#### [WORK TO BE COMPLETED]
From top to bottom, return the listing exactly as it appears, omitting its images.

»»

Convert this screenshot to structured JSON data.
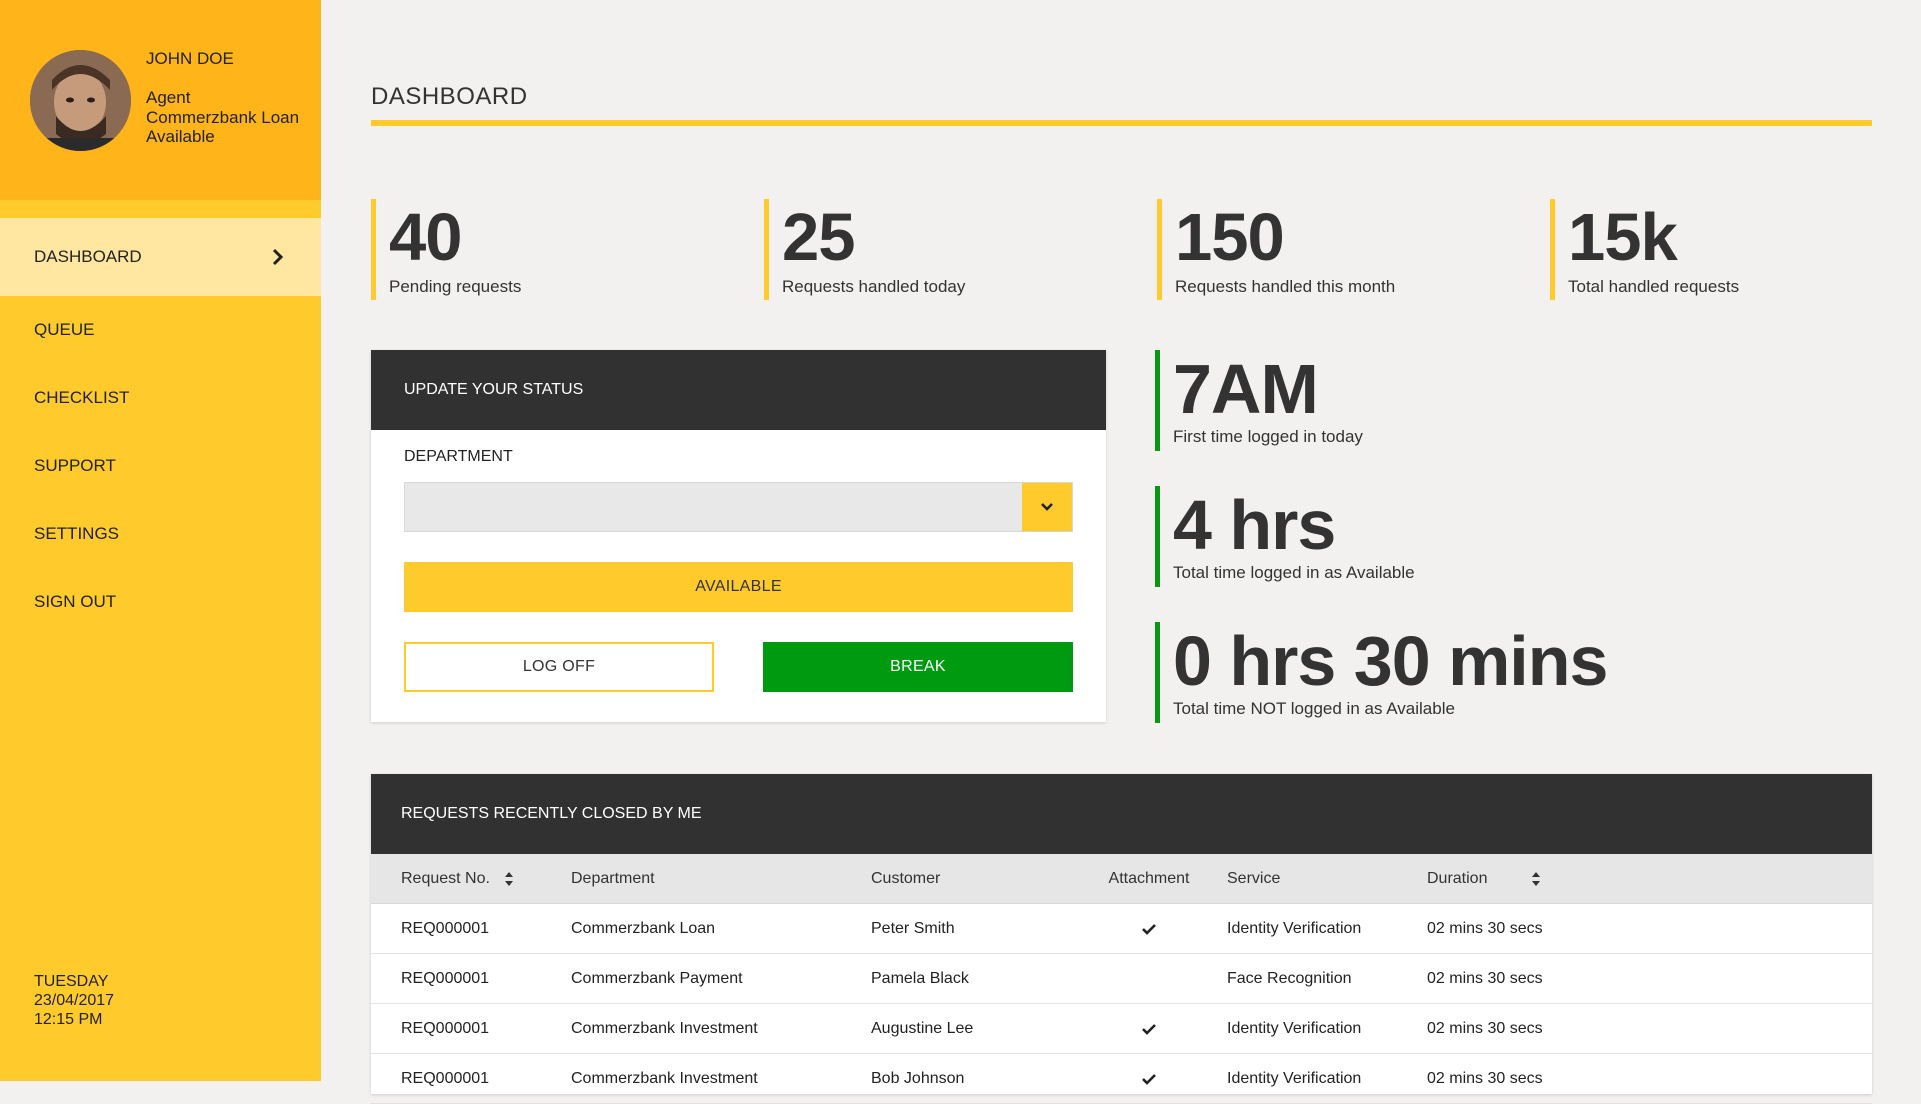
{
  "profile": {
    "name": "JOHN DOE",
    "role": "Agent",
    "department": "Commerzbank Loan",
    "status": "Available"
  },
  "nav": {
    "items": [
      {
        "label": "DASHBOARD",
        "active": true
      },
      {
        "label": "QUEUE"
      },
      {
        "label": "CHECKLIST"
      },
      {
        "label": "SUPPORT"
      },
      {
        "label": "SETTINGS"
      },
      {
        "label": "SIGN OUT"
      }
    ]
  },
  "sidebar_footer": {
    "day": "TUESDAY",
    "date": "23/04/2017",
    "time": "12:15 PM"
  },
  "page": {
    "title": "DASHBOARD"
  },
  "stats": [
    {
      "value": "40",
      "label": "Pending requests"
    },
    {
      "value": "25",
      "label": "Requests handled today"
    },
    {
      "value": "150",
      "label": "Requests handled this month"
    },
    {
      "value": "15k",
      "label": "Total handled requests"
    }
  ],
  "time_stats": [
    {
      "value": "7AM",
      "label": "First time logged in today"
    },
    {
      "value": "4 hrs",
      "label": "Total time logged in as Available"
    },
    {
      "value": "0 hrs 30 mins",
      "label": "Total time NOT logged in as Available"
    }
  ],
  "status_card": {
    "title": "UPDATE YOUR STATUS",
    "department_label": "DEPARTMENT",
    "department_value": "",
    "available_label": "AVAILABLE",
    "logoff_label": "LOG OFF",
    "break_label": "BREAK"
  },
  "requests": {
    "title": "REQUESTS RECENTLY CLOSED BY ME",
    "columns": [
      "Request No.",
      "Department",
      "Customer",
      "Attachment",
      "Service",
      "Duration"
    ],
    "rows": [
      {
        "request_no": "REQ000001",
        "department": "Commerzbank Loan",
        "customer": "Peter Smith",
        "attachment": true,
        "service": "Identity Verification",
        "duration": "02 mins 30 secs"
      },
      {
        "request_no": "REQ000001",
        "department": "Commerzbank Payment",
        "customer": "Pamela Black",
        "attachment": false,
        "service": "Face Recognition",
        "duration": "02 mins 30 secs"
      },
      {
        "request_no": "REQ000001",
        "department": "Commerzbank Investment",
        "customer": "Augustine Lee",
        "attachment": true,
        "service": "Identity Verification",
        "duration": "02 mins 30 secs"
      },
      {
        "request_no": "REQ000001",
        "department": "Commerzbank Investment",
        "customer": "Bob Johnson",
        "attachment": true,
        "service": "Identity Verification",
        "duration": "02 mins 30 secs"
      }
    ]
  },
  "colors": {
    "sidebar": "#ffca2c",
    "profile_bg": "#ffb519",
    "active_nav": "#ffe7a1",
    "accent_yellow": "#ffca2c",
    "accent_green": "#089811",
    "card_header": "#313131"
  }
}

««

#### [SOLUTION TO THE EXERCISE]
Convert this screenshot to structured JSON data.
{
  "profile": {
    "name": "JOHN DOE",
    "role": "Agent",
    "department": "Commerzbank Loan",
    "status": "Available"
  },
  "nav": {
    "items": [
      {
        "label": "DASHBOARD",
        "active": true
      },
      {
        "label": "QUEUE"
      },
      {
        "label": "CHECKLIST"
      },
      {
        "label": "SUPPORT"
      },
      {
        "label": "SETTINGS"
      },
      {
        "label": "SIGN OUT"
      }
    ]
  },
  "sidebar_footer": {
    "day": "TUESDAY",
    "date": "23/04/2017",
    "time": "12:15 PM"
  },
  "page": {
    "title": "DASHBOARD"
  },
  "stats": [
    {
      "value": "40",
      "label": "Pending requests"
    },
    {
      "value": "25",
      "label": "Requests handled today"
    },
    {
      "value": "150",
      "label": "Requests handled this month"
    },
    {
      "value": "15k",
      "label": "Total handled requests"
    }
  ],
  "time_stats": [
    {
      "value": "7AM",
      "label": "First time logged in today"
    },
    {
      "value": "4 hrs",
      "label": "Total time logged in as Available"
    },
    {
      "value": "0 hrs 30 mins",
      "label": "Total time NOT logged in as Available"
    }
  ],
  "status_card": {
    "title": "UPDATE YOUR STATUS",
    "department_label": "DEPARTMENT",
    "department_value": "",
    "available_label": "AVAILABLE",
    "logoff_label": "LOG OFF",
    "break_label": "BREAK"
  },
  "requests": {
    "title": "REQUESTS RECENTLY CLOSED BY ME",
    "columns": [
      "Request No.",
      "Department",
      "Customer",
      "Attachment",
      "Service",
      "Duration"
    ],
    "rows": [
      {
        "request_no": "REQ000001",
        "department": "Commerzbank Loan",
        "customer": "Peter Smith",
        "attachment": true,
        "service": "Identity Verification",
        "duration": "02 mins 30 secs"
      },
      {
        "request_no": "REQ000001",
        "department": "Commerzbank Payment",
        "customer": "Pamela Black",
        "attachment": false,
        "service": "Face Recognition",
        "duration": "02 mins 30 secs"
      },
      {
        "request_no": "REQ000001",
        "department": "Commerzbank Investment",
        "customer": "Augustine Lee",
        "attachment": true,
        "service": "Identity Verification",
        "duration": "02 mins 30 secs"
      },
      {
        "request_no": "REQ000001",
        "department": "Commerzbank Investment",
        "customer": "Bob Johnson",
        "attachment": true,
        "service": "Identity Verification",
        "duration": "02 mins 30 secs"
      }
    ]
  },
  "colors": {
    "sidebar": "#ffca2c",
    "profile_bg": "#ffb519",
    "active_nav": "#ffe7a1",
    "accent_yellow": "#ffca2c",
    "accent_green": "#089811",
    "card_header": "#313131"
  }
}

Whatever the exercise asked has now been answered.